From the first line to the last, retype the data below exactly.
'''
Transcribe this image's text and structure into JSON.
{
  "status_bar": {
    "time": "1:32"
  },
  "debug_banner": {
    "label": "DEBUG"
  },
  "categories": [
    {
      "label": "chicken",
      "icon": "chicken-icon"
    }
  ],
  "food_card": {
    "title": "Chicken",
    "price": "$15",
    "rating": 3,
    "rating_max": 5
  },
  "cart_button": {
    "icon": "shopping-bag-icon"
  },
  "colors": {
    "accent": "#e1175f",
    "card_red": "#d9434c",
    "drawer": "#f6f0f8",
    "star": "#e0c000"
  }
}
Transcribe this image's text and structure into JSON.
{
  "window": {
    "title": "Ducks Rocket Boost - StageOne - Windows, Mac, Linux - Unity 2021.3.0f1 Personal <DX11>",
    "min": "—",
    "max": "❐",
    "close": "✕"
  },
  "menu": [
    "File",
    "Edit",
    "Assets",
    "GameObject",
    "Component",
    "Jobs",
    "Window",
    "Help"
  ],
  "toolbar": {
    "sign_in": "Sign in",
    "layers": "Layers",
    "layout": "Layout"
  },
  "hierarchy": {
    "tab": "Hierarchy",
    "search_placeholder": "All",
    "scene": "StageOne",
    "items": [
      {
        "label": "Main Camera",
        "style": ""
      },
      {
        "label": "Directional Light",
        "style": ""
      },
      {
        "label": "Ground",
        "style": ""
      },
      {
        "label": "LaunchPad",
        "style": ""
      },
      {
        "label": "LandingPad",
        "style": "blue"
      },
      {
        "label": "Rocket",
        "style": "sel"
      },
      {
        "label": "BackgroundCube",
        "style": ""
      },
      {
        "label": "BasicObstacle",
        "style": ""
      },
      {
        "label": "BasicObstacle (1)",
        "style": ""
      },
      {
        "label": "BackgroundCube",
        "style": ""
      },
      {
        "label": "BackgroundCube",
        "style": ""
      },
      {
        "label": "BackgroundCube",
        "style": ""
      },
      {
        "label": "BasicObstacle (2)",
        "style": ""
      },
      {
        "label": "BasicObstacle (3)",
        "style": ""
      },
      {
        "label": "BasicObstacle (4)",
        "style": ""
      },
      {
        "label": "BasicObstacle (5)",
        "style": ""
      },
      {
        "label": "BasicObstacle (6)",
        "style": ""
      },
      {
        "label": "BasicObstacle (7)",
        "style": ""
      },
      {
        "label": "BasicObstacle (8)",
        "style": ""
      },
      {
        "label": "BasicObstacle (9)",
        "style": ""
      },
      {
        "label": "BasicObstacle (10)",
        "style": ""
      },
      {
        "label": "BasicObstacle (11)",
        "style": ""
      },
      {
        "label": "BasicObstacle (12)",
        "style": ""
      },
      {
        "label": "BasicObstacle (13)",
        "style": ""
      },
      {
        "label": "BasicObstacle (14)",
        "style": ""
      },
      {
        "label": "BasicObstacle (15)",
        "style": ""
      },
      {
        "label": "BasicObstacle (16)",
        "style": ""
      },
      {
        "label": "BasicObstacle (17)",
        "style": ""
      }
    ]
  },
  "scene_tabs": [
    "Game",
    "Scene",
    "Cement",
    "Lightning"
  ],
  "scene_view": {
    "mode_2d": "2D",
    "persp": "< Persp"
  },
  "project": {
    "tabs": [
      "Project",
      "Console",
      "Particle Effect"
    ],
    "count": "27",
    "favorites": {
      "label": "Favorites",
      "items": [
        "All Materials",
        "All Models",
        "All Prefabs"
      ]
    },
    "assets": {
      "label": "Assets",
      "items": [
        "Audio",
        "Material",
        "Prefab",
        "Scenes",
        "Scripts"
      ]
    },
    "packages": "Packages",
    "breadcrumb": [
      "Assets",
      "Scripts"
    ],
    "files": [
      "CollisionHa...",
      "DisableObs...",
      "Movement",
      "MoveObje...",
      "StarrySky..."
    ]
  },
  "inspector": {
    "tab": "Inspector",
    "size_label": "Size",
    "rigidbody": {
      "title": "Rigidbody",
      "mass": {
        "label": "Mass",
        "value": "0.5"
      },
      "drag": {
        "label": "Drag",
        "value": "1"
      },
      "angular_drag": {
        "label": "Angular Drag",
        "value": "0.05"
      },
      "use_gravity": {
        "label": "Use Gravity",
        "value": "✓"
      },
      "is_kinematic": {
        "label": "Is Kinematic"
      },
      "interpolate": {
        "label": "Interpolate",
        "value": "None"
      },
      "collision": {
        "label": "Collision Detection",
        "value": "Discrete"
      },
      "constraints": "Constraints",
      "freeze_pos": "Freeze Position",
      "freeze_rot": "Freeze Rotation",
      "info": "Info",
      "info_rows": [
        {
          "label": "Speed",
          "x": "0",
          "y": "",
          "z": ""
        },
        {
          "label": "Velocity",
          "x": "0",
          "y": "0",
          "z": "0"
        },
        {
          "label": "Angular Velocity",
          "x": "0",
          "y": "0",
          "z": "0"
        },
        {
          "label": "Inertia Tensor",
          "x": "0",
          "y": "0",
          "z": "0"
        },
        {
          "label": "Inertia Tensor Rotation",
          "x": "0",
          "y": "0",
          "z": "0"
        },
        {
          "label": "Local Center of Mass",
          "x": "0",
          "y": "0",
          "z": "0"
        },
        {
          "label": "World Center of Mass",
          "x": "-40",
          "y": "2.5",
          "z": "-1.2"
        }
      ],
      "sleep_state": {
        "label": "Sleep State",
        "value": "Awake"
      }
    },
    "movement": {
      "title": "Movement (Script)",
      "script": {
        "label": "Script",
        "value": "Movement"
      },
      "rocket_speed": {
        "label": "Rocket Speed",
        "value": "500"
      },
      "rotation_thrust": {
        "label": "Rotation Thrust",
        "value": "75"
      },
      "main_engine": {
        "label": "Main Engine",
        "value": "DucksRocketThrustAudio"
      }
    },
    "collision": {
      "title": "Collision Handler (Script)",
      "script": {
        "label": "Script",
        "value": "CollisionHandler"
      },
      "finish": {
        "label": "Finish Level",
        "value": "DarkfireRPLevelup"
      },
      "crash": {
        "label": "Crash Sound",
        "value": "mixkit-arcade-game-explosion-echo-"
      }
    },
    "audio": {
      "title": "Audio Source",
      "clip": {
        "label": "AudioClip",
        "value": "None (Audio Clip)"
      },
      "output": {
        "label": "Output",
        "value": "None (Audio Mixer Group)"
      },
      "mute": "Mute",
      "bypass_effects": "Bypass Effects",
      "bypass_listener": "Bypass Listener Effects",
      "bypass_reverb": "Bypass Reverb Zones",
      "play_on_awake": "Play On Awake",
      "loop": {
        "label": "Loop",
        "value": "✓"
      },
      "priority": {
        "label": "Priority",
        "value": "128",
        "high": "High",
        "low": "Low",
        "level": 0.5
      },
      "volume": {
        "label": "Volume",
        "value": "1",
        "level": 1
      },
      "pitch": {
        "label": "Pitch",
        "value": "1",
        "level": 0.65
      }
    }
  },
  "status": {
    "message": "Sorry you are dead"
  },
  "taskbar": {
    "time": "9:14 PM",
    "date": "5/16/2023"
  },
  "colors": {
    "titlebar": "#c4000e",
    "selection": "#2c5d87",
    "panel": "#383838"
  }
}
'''
• **Task response**
Transcribe this image's text and structure into JSON.
{
  "status_bar": {
    "time": "1:32"
  },
  "debug_banner": {
    "label": "DEBUG"
  },
  "categories": [
    {
      "label": "chicken",
      "icon": "chicken-icon"
    }
  ],
  "food_card": {
    "title": "Chicken",
    "price": "$15",
    "rating": 3,
    "rating_max": 5
  },
  "cart_button": {
    "icon": "shopping-bag-icon"
  },
  "colors": {
    "accent": "#e1175f",
    "card_red": "#d9434c",
    "drawer": "#f6f0f8",
    "star": "#e0c000"
  }
}
Transcribe this image's text and structure into JSON.
{
  "window": {
    "title": "Ducks Rocket Boost - StageOne - Windows, Mac, Linux - Unity 2021.3.0f1 Personal <DX11>",
    "min": "—",
    "max": "❐",
    "close": "✕"
  },
  "menu": [
    "File",
    "Edit",
    "Assets",
    "GameObject",
    "Component",
    "Jobs",
    "Window",
    "Help"
  ],
  "toolbar": {
    "sign_in": "Sign in",
    "layers": "Layers",
    "layout": "Layout"
  },
  "hierarchy": {
    "tab": "Hierarchy",
    "search_placeholder": "All",
    "scene": "StageOne",
    "items": [
      {
        "label": "Main Camera",
        "style": ""
      },
      {
        "label": "Directional Light",
        "style": ""
      },
      {
        "label": "Ground",
        "style": ""
      },
      {
        "label": "LaunchPad",
        "style": ""
      },
      {
        "label": "LandingPad",
        "style": "blue"
      },
      {
        "label": "Rocket",
        "style": "sel"
      },
      {
        "label": "BackgroundCube",
        "style": ""
      },
      {
        "label": "BasicObstacle",
        "style": ""
      },
      {
        "label": "BasicObstacle (1)",
        "style": ""
      },
      {
        "label": "BackgroundCube",
        "style": ""
      },
      {
        "label": "BackgroundCube",
        "style": ""
      },
      {
        "label": "BackgroundCube",
        "style": ""
      },
      {
        "label": "BasicObstacle (2)",
        "style": ""
      },
      {
        "label": "BasicObstacle (3)",
        "style": ""
      },
      {
        "label": "BasicObstacle (4)",
        "style": ""
      },
      {
        "label": "BasicObstacle (5)",
        "style": ""
      },
      {
        "label": "BasicObstacle (6)",
        "style": ""
      },
      {
        "label": "BasicObstacle (7)",
        "style": ""
      },
      {
        "label": "BasicObstacle (8)",
        "style": ""
      },
      {
        "label": "BasicObstacle (9)",
        "style": ""
      },
      {
        "label": "BasicObstacle (10)",
        "style": ""
      },
      {
        "label": "BasicObstacle (11)",
        "style": ""
      },
      {
        "label": "BasicObstacle (12)",
        "style": ""
      },
      {
        "label": "BasicObstacle (13)",
        "style": ""
      },
      {
        "label": "BasicObstacle (14)",
        "style": ""
      },
      {
        "label": "BasicObstacle (15)",
        "style": ""
      },
      {
        "label": "BasicObstacle (16)",
        "style": ""
      },
      {
        "label": "BasicObstacle (17)",
        "style": ""
      }
    ]
  },
  "scene_tabs": [
    "Game",
    "Scene",
    "Cement",
    "Lightning"
  ],
  "scene_view": {
    "mode_2d": "2D",
    "persp": "< Persp"
  },
  "project": {
    "tabs": [
      "Project",
      "Console",
      "Particle Effect"
    ],
    "count": "27",
    "favorites": {
      "label": "Favorites",
      "items": [
        "All Materials",
        "All Models",
        "All Prefabs"
      ]
    },
    "assets": {
      "label": "Assets",
      "items": [
        "Audio",
        "Material",
        "Prefab",
        "Scenes",
        "Scripts"
      ]
    },
    "packages": "Packages",
    "breadcrumb": [
      "Assets",
      "Scripts"
    ],
    "files": [
      "CollisionHa...",
      "DisableObs...",
      "Movement",
      "MoveObje...",
      "StarrySky..."
    ]
  },
  "inspector": {
    "tab": "Inspector",
    "size_label": "Size",
    "rigidbody": {
      "title": "Rigidbody",
      "mass": {
        "label": "Mass",
        "value": "0.5"
      },
      "drag": {
        "label": "Drag",
        "value": "1"
      },
      "angular_drag": {
        "label": "Angular Drag",
        "value": "0.05"
      },
      "use_gravity": {
        "label": "Use Gravity",
        "value": "✓"
      },
      "is_kinematic": {
        "label": "Is Kinematic"
      },
      "interpolate": {
        "label": "Interpolate",
        "value": "None"
      },
      "collision": {
        "label": "Collision Detection",
        "value": "Discrete"
      },
      "constraints": "Constraints",
      "freeze_pos": "Freeze Position",
      "freeze_rot": "Freeze Rotation",
      "info": "Info",
      "info_rows": [
        {
          "label": "Speed",
          "x": "0",
          "y": "",
          "z": ""
        },
        {
          "label": "Velocity",
          "x": "0",
          "y": "0",
          "z": "0"
        },
        {
          "label": "Angular Velocity",
          "x": "0",
          "y": "0",
          "z": "0"
        },
        {
          "label": "Inertia Tensor",
          "x": "0",
          "y": "0",
          "z": "0"
        },
        {
          "label": "Inertia Tensor Rotation",
          "x": "0",
          "y": "0",
          "z": "0"
        },
        {
          "label": "Local Center of Mass",
          "x": "0",
          "y": "0",
          "z": "0"
        },
        {
          "label": "World Center of Mass",
          "x": "-40",
          "y": "2.5",
          "z": "-1.2"
        }
      ],
      "sleep_state": {
        "label": "Sleep State",
        "value": "Awake"
      }
    },
    "movement": {
      "title": "Movement (Script)",
      "script": {
        "label": "Script",
        "value": "Movement"
      },
      "rocket_speed": {
        "label": "Rocket Speed",
        "value": "500"
      },
      "rotation_thrust": {
        "label": "Rotation Thrust",
        "value": "75"
      },
      "main_engine": {
        "label": "Main Engine",
        "value": "DucksRocketThrustAudio"
      }
    },
    "collision": {
      "title": "Collision Handler (Script)",
      "script": {
        "label": "Script",
        "value": "CollisionHandler"
      },
      "finish": {
        "label": "Finish Level",
        "value": "DarkfireRPLevelup"
      },
      "crash": {
        "label": "Crash Sound",
        "value": "mixkit-arcade-game-explosion-echo-"
      }
    },
    "audio": {
      "title": "Audio Source",
      "clip": {
        "label": "AudioClip",
        "value": "None (Audio Clip)"
      },
      "output": {
        "label": "Output",
        "value": "None (Audio Mixer Group)"
      },
      "mute": "Mute",
      "bypass_effects": "Bypass Effects",
      "bypass_listener": "Bypass Listener Effects",
      "bypass_reverb": "Bypass Reverb Zones",
      "play_on_awake": "Play On Awake",
      "loop": {
        "label": "Loop",
        "value": "✓"
      },
      "priority": {
        "label": "Priority",
        "value": "128",
        "high": "High",
        "low": "Low",
        "level": 0.5
      },
      "volume": {
        "label": "Volume",
        "value": "1",
        "level": 1
      },
      "pitch": {
        "label": "Pitch",
        "value": "1",
        "level": 0.65
      }
    }
  },
  "status": {
    "message": "Sorry you are dead"
  },
  "taskbar": {
    "time": "9:14 PM",
    "date": "5/16/2023"
  },
  "colors": {
    "titlebar": "#c4000e",
    "selection": "#2c5d87",
    "panel": "#383838"
  }
}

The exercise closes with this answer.